Most of the action of the story takes place on Earth (present and future), so I'm not sure if this story really meets the condition of being the "first story set in space" with multiple civilizations and no aliens. But it might be seen as meeting that condition, since there is one part of the story where Garson manages to escape the Glorious and is taken on a Planetarian spaceship heading to Venus, where he meets characters from various other times (including other civilizations from times earlier than the war but still in our distant future) who have been recruited to fight in the war by the Planetarians. He gets close enough to see Venus looming large in the window, but is then yanked through space and time by Norma, who has been granted psychic powers by descendants of humanity from even further in the future, the "four hundred and ninetieth century A. D." who are "human in name only". Still, I can verify that there are no actual aliens in the story, everyone is some sort of descendant of modern humans (along with some intelligent computers).
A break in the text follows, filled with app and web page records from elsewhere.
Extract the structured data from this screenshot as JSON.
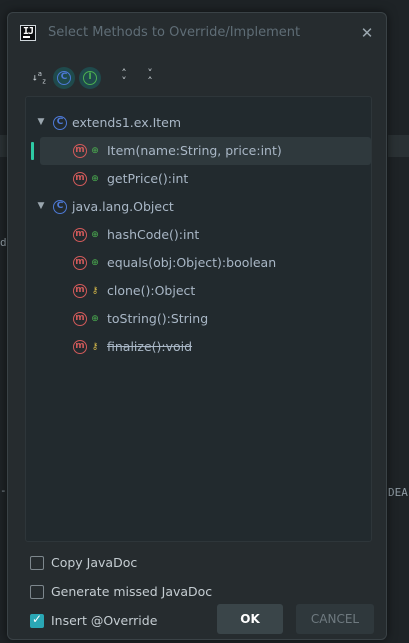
{
  "background": {
    "left_fragment": "d",
    "right_fragment": "DEA",
    "left_fragment2": "-"
  },
  "dialog": {
    "title": "Select Methods to Override/Implement",
    "icon_text": "IJ",
    "close_symbol": "✕"
  },
  "toolbar": {
    "sort_icon": "↓a z",
    "show_classes_icon": "C",
    "show_interfaces_icon": "I",
    "expand_icon": "expand-all",
    "collapse_icon": "collapse-all"
  },
  "tree": {
    "groups": [
      {
        "class_name": "extends1.ex.Item",
        "methods": [
          {
            "signature": "Item(name:String, price:int)",
            "visibility": "public",
            "selected": true,
            "deprecated": false
          },
          {
            "signature": "getPrice():int",
            "visibility": "public",
            "selected": false,
            "deprecated": false
          }
        ]
      },
      {
        "class_name": "java.lang.Object",
        "methods": [
          {
            "signature": "hashCode():int",
            "visibility": "public",
            "selected": false,
            "deprecated": false
          },
          {
            "signature": "equals(obj:Object):boolean",
            "visibility": "public",
            "selected": false,
            "deprecated": false
          },
          {
            "signature": "clone():Object",
            "visibility": "protected",
            "selected": false,
            "deprecated": false
          },
          {
            "signature": "toString():String",
            "visibility": "public",
            "selected": false,
            "deprecated": false
          },
          {
            "signature": "finalize():void",
            "visibility": "protected",
            "selected": false,
            "deprecated": true
          }
        ]
      }
    ]
  },
  "options": {
    "copy_javadoc": {
      "label": "Copy JavaDoc",
      "checked": false
    },
    "generate_missed_javadoc": {
      "label": "Generate missed JavaDoc",
      "checked": false
    },
    "insert_override": {
      "label": "Insert @Override",
      "checked": true
    }
  },
  "buttons": {
    "ok": "OK",
    "cancel": "CANCEL"
  },
  "colors": {
    "accent": "#2aa7b5",
    "class_icon": "#4d79d6",
    "method_icon": "#d25a5a",
    "public": "#4caf50",
    "protected": "#d4b74a"
  }
}
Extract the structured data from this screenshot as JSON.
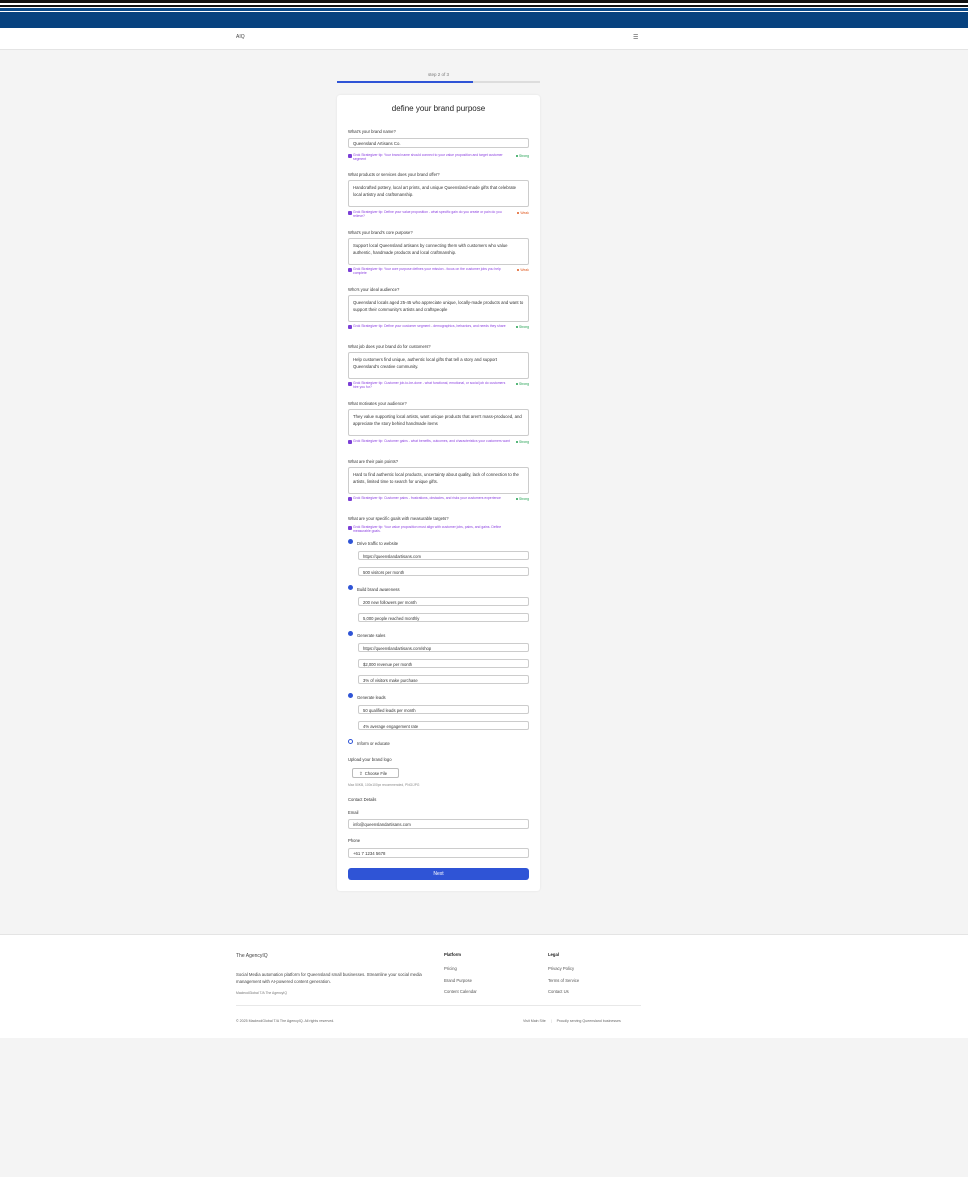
{
  "header": {
    "logo_alt": "AIQ",
    "menu_icon": "hamburger-icon"
  },
  "progress": {
    "label": "step 2 of 3",
    "value": 0.67
  },
  "form": {
    "title": "define your brand purpose",
    "tip_prefix": "Grok Strategizer tip:",
    "questions": [
      {
        "label": "What's your brand name?",
        "value": "Queensland Artisans Co.",
        "tip": "Grok Strategizer tip: Your brand name should connect to your value proposition and target customer segment",
        "strength": "Strong"
      },
      {
        "label": "What products or services does your brand offer?",
        "value": "Handcrafted pottery, local art prints, and unique Queensland-made gifts that celebrate local artistry and craftsmanship.",
        "tip": "Grok Strategizer tip: Define your value proposition - what specific gain do you create or pain do you relieve?",
        "strength": "Weak"
      },
      {
        "label": "What's your brand's core purpose?",
        "value": "Support local Queensland artisans by connecting them with customers who value authentic, handmade products and local craftmanship.",
        "tip": "Grok Strategizer tip: Your core purpose defines your mission - focus on the customer jobs you help complete",
        "strength": "Weak"
      },
      {
        "label": "Who's your ideal audience?",
        "value": "Queensland locals aged 25-45 who appreciate unique, locally-made products and want to support their community's artists and craftspeople",
        "tip": "Grok Strategizer tip: Define your customer segment - demographics, behaviors, and needs they share",
        "strength": "Strong"
      },
      {
        "label": "What job does your brand do for customers?",
        "value": "Help customers find unique, authentic local gifts that tell a story and support Queensland's creative community.",
        "tip": "Grok Strategizer tip: Customer job-to-be-done - what functional, emotional, or social job do customers hire you for?",
        "strength": "Strong"
      },
      {
        "label": "What motivates your audience?",
        "value": "They value supporting local artists, want unique products that aren't mass-produced, and appreciate the story behind handmade items",
        "tip": "Grok Strategizer tip: Customer gains - what benefits, outcomes, and characteristics your customers want",
        "strength": "Strong"
      },
      {
        "label": "What are their pain points?",
        "value": "Hard to find authentic local products, uncertainty about quality, lack of connection to the artists, limited time to search for unique gifts.",
        "tip": "Grok Strategizer tip: Customer pains - frustrations, obstacles, and risks your customers experience",
        "strength": "Strong"
      }
    ],
    "goals": {
      "label": "What are your specific goals with measurable targets?",
      "tip": "Grok Strategizer tip: Your value proposition must align with customer jobs, pains, and gains. Define measurable goals.",
      "items": [
        {
          "label": "Drive traffic to website",
          "checked": true,
          "fields": [
            "https://queenslandartisans.com",
            "500 visitors per month"
          ]
        },
        {
          "label": "Build brand awareness",
          "checked": true,
          "fields": [
            "200 new followers per month",
            "5,000 people reached monthly"
          ]
        },
        {
          "label": "Generate sales",
          "checked": true,
          "fields": [
            "https://queenslandartisans.com/shop",
            "$2,000 revenue per month",
            "3% of visitors make purchase"
          ]
        },
        {
          "label": "Generate leads",
          "checked": true,
          "fields": [
            "50 qualified leads per month",
            "4% average engagement rate"
          ]
        },
        {
          "label": "Inform or educate",
          "checked": false,
          "fields": []
        }
      ]
    },
    "logo_upload": {
      "label": "Upload your brand logo",
      "button": "Choose File",
      "note": "Max 50KB, 100x100px recommended, PNG/JPG"
    },
    "contact": {
      "heading": "Contact Details",
      "email_label": "Email",
      "email_value": "info@queenslandartisans.com",
      "phone_label": "Phone",
      "phone_value": "+61 7 1234 5678"
    },
    "next_button": "Next"
  },
  "footer": {
    "logo_alt": "The AgencyIQ",
    "description": "Social Media automation platform for Queensland small businesses. Streamline your social media management with AI-powered content generation.",
    "company": "MacleodGlobal T/A The AgencyIQ",
    "platform_title": "Platform",
    "platform_links": [
      "Pricing",
      "Brand Purpose",
      "Content Calendar"
    ],
    "legal_title": "Legal",
    "legal_links": [
      "Privacy Policy",
      "Terms of Service",
      "Contact Us"
    ],
    "copyright": "© 2025 MacleodGlobal T/A The AgencyIQ. All rights reserved.",
    "visit_site": "Visit Main Site",
    "tagline": "Proudly serving Queensland businesses"
  },
  "colors": {
    "accent": "#2f54d6",
    "header": "#07427f",
    "tip": "#8b3fe0",
    "strong": "#20a050",
    "weak": "#e05a20"
  }
}
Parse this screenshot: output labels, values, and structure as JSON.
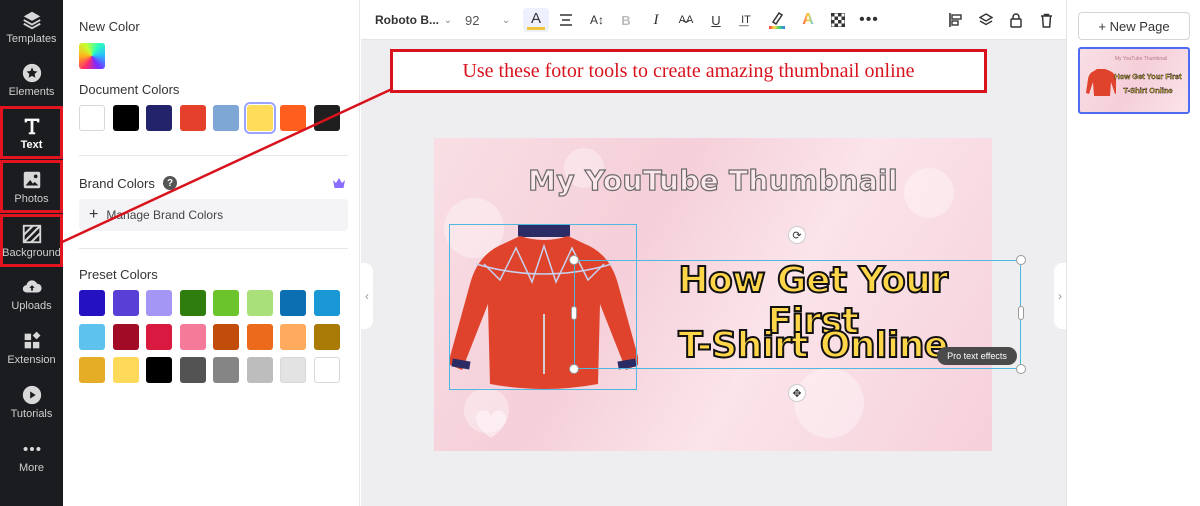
{
  "nav": {
    "items": [
      {
        "label": "Templates",
        "icon": "layers-icon"
      },
      {
        "label": "Elements",
        "icon": "star-icon"
      },
      {
        "label": "Text",
        "icon": "text-t-icon"
      },
      {
        "label": "Photos",
        "icon": "image-icon"
      },
      {
        "label": "Background",
        "icon": "background-stripes-icon"
      },
      {
        "label": "Uploads",
        "icon": "cloud-upload-icon"
      },
      {
        "label": "Extension",
        "icon": "extension-grid-icon"
      },
      {
        "label": "Tutorials",
        "icon": "play-icon"
      },
      {
        "label": "More",
        "icon": "more-dots-icon"
      }
    ],
    "active": "Text"
  },
  "panel": {
    "new_color_title": "New Color",
    "document_colors_title": "Document Colors",
    "document_colors": [
      "#ffffff",
      "#000000",
      "#23236b",
      "#e5402b",
      "#7ea7d6",
      "#ffdc5a",
      "#ff5e1e",
      "#1f1f1f"
    ],
    "selected_document_color": "#ffdc5a",
    "brand_colors_title": "Brand Colors",
    "manage_brand_label": "Manage Brand Colors",
    "preset_colors_title": "Preset Colors",
    "preset_colors": [
      "#2412c2",
      "#5a3fd6",
      "#a496f5",
      "#2f7d0d",
      "#6bc42b",
      "#a9e07a",
      "#0b6fb2",
      "#1a98d6",
      "#5ec2ee",
      "#a20b25",
      "#d9193f",
      "#f57a9a",
      "#c24d0b",
      "#ec6a1b",
      "#ffaa5c",
      "#a97a06",
      "#e5ad25",
      "#ffd959",
      "#000000",
      "#535353",
      "#858585",
      "#bdbdbd",
      "#e3e3e3",
      "#ffffff"
    ]
  },
  "toolbar": {
    "font_name": "Roboto B...",
    "font_size": "92",
    "text_color_bar": "#f2c43a"
  },
  "annotation": {
    "text": "Use these fotor tools to create amazing thumbnail online",
    "color": "#d8131d"
  },
  "design": {
    "title": "My YouTube Thumbnail",
    "headline_line1": "How Get Your First",
    "headline_line2": "T-Shirt Online",
    "pro_badge": "Pro text effects",
    "headline_color": "#ffd54a"
  },
  "pages": {
    "new_page_label": "+ New Page"
  }
}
Incidentally, there are also some earlier stories that are set centuries in the future, and which feature civilizations on other worlds of our solar system, where the inhabitants of these other worlds seem to be entirely human-looking. I would say these otherworldly denizens are probably intended to be aliens who just look like humans as in the old Buck Rogers and Flash Gordon comics (or later works like Star Trek), but perhaps there is a little ambiguity as to whether they could be descendants of human colonists. One example I found that seem to fall into this category--though I only read plot summaries--is Hugo Gernsback's Ralph 124C 41+ which originally appeared as a magazine serial beginning in 1911, which is set in the year 2260 and features a romantic rivalry between an Earthling and a Martian named Llysanorh' CK 1618 (the summary here notes that 'the planets are populated by more or less human populations who can interbreed, Martians being tall and large-chested'). Another is Ray Cummings' Tarrano the Conqueror from 1930 (available online in its entirety here, though I only skimmed it and looked at the illustrations) which is set in 2430 and features a Napoleon-like Venusian villain who starts a war between planets. Cummings also wrote another story of warring planets that was published in 1930, Brigands of the Moon, which was set in the year 2079 and which also featured Martians and Venusians, and according to the summary here, "Martians are humanoid, but gigantic; Venusians are petite and sexy; both apparently can interbreed with Earthmen." So both the relatively near-future date and the physical differences suggest they were probably intended to be very human-like aliens, which makes it more likely this was the intent in Tarrano the Conqueror as well, though the summary of Tarrano here, by the same author of the other two summaries I quoted, refers more ambiguously to "Venus and Mars, the natives of which are human or humanoid".